    One thing I’ll note here is that currently MSDN is undergoing quite a few changes to better accommodate all the new products Microsoft is developing. Some of these changes can be seen now with many more to come over the next few weeks to coincide with the releases of various products. Therefore, if you’re a regular MSDN reader, I would check back on a consistent basis as we’re making lots of changes to make the content more easily accessible.

  • Demonstrated improvements - Another popular question was “When will search be improved?” Thankfully, I joined at the just the right time on this one as we had the answer that made every single questioner happy! As the MSDN developer team is porting the current search technology over to use the MSN search engine, we were able to demonstrate the new search functionality that uses the new MSDN (where articles are much better attributed) to produce return results having a higher degree of fidelity, or relevance.
  • Showed off new services - In addition to the online search improvements that we’ll be rolling out very soon, we also showed the new search integration with Visual Studio 2005 (Whidbey). Personally, I think this was the one issue that booth visitors left most impressed with.
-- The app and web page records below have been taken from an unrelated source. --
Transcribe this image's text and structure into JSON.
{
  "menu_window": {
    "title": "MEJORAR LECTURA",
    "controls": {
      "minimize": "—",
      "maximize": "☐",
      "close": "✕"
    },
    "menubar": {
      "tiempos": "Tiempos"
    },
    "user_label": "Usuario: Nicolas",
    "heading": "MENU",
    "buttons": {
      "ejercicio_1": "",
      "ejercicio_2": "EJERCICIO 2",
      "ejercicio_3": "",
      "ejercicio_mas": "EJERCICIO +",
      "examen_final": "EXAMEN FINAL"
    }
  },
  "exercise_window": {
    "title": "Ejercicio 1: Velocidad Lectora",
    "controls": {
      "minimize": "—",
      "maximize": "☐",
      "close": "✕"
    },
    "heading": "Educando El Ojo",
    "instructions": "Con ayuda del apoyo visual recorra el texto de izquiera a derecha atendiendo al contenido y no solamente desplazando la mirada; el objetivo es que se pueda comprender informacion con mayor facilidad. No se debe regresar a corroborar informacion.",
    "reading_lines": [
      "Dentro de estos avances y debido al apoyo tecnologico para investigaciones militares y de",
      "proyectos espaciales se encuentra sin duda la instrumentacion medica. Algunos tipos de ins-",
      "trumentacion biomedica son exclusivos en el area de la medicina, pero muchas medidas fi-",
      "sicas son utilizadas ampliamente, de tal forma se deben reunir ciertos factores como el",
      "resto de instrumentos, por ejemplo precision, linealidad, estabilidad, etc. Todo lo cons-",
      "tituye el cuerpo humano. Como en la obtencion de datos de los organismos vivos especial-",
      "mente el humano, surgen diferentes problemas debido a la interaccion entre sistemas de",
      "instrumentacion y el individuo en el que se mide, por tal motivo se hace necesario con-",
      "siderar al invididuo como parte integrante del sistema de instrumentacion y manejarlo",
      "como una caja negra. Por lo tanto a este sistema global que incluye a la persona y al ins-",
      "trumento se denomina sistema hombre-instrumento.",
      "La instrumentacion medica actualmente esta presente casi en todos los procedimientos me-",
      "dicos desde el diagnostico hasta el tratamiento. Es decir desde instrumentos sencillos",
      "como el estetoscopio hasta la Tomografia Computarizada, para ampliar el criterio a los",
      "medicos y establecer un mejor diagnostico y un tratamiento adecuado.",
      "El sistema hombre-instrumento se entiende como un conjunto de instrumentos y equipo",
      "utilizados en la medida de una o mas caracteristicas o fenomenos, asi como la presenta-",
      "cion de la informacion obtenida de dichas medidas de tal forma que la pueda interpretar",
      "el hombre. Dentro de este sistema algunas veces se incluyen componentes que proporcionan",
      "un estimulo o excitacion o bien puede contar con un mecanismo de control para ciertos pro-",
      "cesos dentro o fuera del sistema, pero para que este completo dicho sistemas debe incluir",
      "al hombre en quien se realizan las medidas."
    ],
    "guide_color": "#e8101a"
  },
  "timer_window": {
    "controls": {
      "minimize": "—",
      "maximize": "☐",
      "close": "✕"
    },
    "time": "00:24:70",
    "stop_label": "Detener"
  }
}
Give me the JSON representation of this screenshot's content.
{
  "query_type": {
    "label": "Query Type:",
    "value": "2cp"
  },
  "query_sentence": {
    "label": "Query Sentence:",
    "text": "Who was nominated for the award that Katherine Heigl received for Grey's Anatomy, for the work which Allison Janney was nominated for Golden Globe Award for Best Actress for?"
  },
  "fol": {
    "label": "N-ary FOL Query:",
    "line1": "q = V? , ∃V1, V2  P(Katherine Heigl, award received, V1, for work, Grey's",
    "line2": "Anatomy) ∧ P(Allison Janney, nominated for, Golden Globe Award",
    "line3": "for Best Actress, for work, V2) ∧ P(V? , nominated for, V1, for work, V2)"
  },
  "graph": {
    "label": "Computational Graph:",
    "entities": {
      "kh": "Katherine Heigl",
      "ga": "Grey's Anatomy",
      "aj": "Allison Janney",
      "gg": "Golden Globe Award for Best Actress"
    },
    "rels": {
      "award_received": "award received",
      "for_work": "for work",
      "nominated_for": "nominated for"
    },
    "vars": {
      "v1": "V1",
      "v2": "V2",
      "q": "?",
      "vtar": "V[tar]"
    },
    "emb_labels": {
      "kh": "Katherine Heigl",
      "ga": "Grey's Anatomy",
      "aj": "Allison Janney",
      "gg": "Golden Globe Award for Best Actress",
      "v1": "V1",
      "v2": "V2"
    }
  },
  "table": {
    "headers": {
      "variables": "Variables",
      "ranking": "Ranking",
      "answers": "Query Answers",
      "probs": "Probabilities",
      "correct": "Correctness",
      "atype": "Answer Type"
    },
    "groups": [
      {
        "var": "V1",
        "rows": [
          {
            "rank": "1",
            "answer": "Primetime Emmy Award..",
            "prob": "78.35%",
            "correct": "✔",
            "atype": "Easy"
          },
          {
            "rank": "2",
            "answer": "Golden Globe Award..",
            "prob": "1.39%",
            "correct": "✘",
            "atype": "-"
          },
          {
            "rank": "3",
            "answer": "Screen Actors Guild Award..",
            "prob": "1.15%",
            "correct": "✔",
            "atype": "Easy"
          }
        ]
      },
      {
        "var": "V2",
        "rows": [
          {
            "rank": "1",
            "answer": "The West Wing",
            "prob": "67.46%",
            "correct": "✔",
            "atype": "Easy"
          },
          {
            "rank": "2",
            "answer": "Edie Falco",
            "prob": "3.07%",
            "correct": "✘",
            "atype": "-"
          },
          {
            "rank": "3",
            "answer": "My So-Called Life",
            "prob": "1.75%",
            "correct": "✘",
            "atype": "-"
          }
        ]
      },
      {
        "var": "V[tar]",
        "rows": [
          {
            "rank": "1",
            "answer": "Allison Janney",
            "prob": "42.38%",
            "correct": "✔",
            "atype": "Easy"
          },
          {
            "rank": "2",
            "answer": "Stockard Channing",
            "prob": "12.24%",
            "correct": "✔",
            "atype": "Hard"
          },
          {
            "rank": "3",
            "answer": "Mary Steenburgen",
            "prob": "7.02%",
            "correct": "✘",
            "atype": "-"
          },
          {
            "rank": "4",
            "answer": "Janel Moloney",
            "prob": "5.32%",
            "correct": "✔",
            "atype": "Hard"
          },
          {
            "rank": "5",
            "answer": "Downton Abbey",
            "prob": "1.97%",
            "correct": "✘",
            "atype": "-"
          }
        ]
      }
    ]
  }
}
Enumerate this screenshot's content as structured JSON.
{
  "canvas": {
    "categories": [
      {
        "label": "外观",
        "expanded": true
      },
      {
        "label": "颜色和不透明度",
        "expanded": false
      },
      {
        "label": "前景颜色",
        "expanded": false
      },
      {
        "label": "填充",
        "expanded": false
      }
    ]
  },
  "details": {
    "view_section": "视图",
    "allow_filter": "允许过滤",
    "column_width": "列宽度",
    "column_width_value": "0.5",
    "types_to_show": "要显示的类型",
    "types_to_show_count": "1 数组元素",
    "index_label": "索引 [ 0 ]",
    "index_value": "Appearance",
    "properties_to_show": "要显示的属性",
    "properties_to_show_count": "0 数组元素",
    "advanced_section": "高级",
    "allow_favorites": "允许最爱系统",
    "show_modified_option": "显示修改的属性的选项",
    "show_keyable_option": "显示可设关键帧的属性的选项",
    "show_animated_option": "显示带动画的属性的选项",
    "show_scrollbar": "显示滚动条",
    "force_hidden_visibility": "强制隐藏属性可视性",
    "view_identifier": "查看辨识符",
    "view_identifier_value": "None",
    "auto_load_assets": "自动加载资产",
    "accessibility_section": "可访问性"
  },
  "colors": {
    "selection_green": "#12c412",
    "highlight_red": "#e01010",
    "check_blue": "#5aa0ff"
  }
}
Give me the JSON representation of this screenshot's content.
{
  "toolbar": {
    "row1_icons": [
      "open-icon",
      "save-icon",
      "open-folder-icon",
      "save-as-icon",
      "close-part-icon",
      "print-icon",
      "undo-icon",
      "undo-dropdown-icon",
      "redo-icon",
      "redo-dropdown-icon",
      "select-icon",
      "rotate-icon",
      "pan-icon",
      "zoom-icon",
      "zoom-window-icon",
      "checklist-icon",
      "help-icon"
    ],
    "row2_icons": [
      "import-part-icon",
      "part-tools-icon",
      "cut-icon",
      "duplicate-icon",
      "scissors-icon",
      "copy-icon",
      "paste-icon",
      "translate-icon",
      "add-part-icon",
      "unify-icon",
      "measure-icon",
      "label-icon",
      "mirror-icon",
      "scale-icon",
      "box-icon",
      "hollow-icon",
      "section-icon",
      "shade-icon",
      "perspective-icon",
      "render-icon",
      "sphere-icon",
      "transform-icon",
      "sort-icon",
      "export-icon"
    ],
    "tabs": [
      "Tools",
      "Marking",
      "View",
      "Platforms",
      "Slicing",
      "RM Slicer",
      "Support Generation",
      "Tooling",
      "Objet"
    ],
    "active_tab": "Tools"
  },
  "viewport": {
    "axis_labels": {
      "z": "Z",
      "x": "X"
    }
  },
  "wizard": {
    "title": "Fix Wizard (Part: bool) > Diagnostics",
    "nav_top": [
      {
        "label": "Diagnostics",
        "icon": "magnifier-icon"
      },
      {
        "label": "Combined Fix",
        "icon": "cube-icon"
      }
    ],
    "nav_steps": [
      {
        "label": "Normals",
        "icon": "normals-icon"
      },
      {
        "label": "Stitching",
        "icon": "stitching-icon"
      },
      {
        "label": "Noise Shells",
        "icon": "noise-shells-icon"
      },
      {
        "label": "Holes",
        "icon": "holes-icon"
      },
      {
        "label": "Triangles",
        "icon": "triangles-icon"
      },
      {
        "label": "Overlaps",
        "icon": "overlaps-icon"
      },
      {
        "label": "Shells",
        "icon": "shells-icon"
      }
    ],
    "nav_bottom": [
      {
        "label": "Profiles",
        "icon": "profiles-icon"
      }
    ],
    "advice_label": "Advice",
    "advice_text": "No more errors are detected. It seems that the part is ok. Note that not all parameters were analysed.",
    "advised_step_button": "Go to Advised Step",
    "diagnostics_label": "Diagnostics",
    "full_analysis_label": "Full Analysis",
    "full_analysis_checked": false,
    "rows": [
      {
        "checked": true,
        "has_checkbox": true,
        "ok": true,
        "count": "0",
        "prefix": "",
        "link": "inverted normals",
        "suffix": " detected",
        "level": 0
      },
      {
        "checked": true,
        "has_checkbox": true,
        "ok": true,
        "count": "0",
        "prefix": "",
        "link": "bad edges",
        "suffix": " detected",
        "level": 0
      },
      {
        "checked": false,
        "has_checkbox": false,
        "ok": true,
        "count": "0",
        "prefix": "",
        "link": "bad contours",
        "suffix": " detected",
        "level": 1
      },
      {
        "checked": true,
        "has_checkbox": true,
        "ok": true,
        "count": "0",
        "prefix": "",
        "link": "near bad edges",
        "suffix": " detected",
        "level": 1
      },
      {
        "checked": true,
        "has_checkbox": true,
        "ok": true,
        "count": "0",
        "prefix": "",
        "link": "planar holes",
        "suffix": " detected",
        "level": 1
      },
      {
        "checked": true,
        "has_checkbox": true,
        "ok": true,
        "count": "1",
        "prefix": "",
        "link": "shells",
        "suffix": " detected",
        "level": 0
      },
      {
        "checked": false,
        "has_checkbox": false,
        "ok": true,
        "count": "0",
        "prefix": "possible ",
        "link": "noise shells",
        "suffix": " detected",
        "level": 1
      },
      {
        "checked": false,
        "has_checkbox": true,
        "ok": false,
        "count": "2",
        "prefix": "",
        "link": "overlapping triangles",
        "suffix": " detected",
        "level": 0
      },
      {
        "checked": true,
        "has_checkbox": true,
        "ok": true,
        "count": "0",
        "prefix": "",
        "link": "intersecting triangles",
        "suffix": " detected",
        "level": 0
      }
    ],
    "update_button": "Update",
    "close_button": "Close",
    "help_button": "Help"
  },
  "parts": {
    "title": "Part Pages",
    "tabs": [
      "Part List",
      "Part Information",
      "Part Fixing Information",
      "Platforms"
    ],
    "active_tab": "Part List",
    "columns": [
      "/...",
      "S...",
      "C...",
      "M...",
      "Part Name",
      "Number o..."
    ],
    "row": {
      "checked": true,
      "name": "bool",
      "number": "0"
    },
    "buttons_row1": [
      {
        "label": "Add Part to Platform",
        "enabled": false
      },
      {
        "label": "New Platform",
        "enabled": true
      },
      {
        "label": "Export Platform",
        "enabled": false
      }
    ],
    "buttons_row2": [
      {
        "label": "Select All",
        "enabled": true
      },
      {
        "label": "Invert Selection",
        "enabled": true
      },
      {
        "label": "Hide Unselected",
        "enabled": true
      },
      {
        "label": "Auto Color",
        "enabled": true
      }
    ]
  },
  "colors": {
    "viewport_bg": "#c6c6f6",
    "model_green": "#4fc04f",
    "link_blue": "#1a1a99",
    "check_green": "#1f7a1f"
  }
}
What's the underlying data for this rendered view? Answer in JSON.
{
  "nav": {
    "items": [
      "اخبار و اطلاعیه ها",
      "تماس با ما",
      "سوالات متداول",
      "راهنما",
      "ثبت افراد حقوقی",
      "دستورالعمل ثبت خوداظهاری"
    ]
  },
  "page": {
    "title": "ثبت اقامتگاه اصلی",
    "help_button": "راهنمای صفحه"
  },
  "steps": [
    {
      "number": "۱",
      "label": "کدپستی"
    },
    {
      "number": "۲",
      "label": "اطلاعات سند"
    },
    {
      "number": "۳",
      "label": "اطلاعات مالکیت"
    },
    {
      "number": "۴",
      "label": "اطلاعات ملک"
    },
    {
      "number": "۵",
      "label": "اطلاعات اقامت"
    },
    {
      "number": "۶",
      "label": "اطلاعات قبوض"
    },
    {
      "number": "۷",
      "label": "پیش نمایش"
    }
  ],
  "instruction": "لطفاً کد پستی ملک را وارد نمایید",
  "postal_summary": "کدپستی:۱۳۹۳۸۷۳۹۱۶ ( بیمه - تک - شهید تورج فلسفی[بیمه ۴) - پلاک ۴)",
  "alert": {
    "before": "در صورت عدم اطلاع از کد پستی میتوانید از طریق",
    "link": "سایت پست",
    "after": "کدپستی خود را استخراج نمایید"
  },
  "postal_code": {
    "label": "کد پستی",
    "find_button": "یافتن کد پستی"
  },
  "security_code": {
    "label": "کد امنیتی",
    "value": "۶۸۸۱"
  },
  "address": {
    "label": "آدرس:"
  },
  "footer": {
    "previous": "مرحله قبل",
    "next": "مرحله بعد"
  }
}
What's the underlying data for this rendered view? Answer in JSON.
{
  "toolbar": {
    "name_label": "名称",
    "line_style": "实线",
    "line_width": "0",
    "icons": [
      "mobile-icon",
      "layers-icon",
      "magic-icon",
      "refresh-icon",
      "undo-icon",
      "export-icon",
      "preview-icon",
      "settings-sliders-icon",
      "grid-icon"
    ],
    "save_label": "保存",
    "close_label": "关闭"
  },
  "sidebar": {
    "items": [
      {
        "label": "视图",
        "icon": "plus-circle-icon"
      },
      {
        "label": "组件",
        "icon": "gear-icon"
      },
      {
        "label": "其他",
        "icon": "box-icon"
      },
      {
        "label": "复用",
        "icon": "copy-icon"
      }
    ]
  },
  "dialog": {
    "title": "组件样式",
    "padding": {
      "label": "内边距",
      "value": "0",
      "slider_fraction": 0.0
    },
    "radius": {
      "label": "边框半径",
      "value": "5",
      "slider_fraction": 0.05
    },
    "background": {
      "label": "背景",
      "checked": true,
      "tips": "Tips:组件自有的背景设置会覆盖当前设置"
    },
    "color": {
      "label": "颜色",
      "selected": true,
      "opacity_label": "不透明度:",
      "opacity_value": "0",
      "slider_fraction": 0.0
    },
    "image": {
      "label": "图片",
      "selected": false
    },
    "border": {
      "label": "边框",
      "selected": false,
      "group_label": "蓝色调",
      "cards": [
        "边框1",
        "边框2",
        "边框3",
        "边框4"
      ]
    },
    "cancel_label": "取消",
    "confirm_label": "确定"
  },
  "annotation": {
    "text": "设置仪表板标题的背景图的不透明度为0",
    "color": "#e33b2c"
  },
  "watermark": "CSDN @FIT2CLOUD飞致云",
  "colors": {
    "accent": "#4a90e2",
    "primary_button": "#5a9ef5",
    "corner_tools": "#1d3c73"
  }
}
Using VS 2005, developers can perform a search that will automatically draw its results from many different sources simultaneously. This includes the locally installed MSDN Library, the online MSDN library, the new MSDN Forums and the “CodeZone” (a collection of various programming sites – such as 4GuysFromRolla, CodeProject and many more). The benefit is that instead of having to manually visit each one of these services/sites, you can now search from with your editor and let Visual Studio do all the work of compiling the complete result set!
  • Helped with overall experiences - My original idea had been to work the booth for my allotted time and then head off to see some sessions. However, the feedback we were getting from customers was so amazing that I spent most of my “free” time wandering around the Expo and Hands-On labs helping out other groups and basically just answering any questions where I could.

All about the Customers

This might sound corny, but I actually enjoyed this conference more than any previous ones simply from the aspect of educating our customers about MSDN – regarding both current and new services - and representing Microsoft. I think one thing that helped me was having been a Microsoft customer for many years, I knew that I wanted Microsoft to make me feel special at these events. Therefore, I simply turned that around and took as much time with each person as that person needed. If I couldn’t answer the question, I either got them to someone who could or took down contact information and got back to them with either an answer or a contact.

So, all in all, I’d have to say that I was extremely pleased with the way the conference turned out and our ability to help our customers. Finally, for those of you reading this column, my PDC attitude continues to my desk here in Redmond. If you have a question or concern, please send it to me. If I can’t answer it, I’ll do my best to find someone that can.